__The records__:
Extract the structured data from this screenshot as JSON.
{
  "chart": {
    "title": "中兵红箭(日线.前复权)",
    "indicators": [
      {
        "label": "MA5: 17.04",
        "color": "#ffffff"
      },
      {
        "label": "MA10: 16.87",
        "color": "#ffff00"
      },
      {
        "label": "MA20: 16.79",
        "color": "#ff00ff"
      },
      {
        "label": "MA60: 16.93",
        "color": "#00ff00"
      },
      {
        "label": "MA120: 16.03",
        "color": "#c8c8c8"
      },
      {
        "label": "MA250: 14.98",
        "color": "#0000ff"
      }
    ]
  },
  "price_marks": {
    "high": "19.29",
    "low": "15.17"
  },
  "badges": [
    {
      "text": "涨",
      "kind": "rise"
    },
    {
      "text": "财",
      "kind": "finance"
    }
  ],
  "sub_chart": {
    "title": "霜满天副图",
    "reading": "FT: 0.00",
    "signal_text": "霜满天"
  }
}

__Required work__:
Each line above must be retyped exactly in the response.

__Answer for this exercise__:
Extract the structured data from this screenshot as JSON.
{
  "chart": {
    "title": "中兵红箭(日线.前复权)",
    "indicators": [
      {
        "label": "MA5: 17.04",
        "color": "#ffffff"
      },
      {
        "label": "MA10: 16.87",
        "color": "#ffff00"
      },
      {
        "label": "MA20: 16.79",
        "color": "#ff00ff"
      },
      {
        "label": "MA60: 16.93",
        "color": "#00ff00"
      },
      {
        "label": "MA120: 16.03",
        "color": "#c8c8c8"
      },
      {
        "label": "MA250: 14.98",
        "color": "#0000ff"
      }
    ]
  },
  "price_marks": {
    "high": "19.29",
    "low": "15.17"
  },
  "badges": [
    {
      "text": "涨",
      "kind": "rise"
    },
    {
      "text": "财",
      "kind": "finance"
    }
  ],
  "sub_chart": {
    "title": "霜满天副图",
    "reading": "FT: 0.00",
    "signal_text": "霜满天"
  }
}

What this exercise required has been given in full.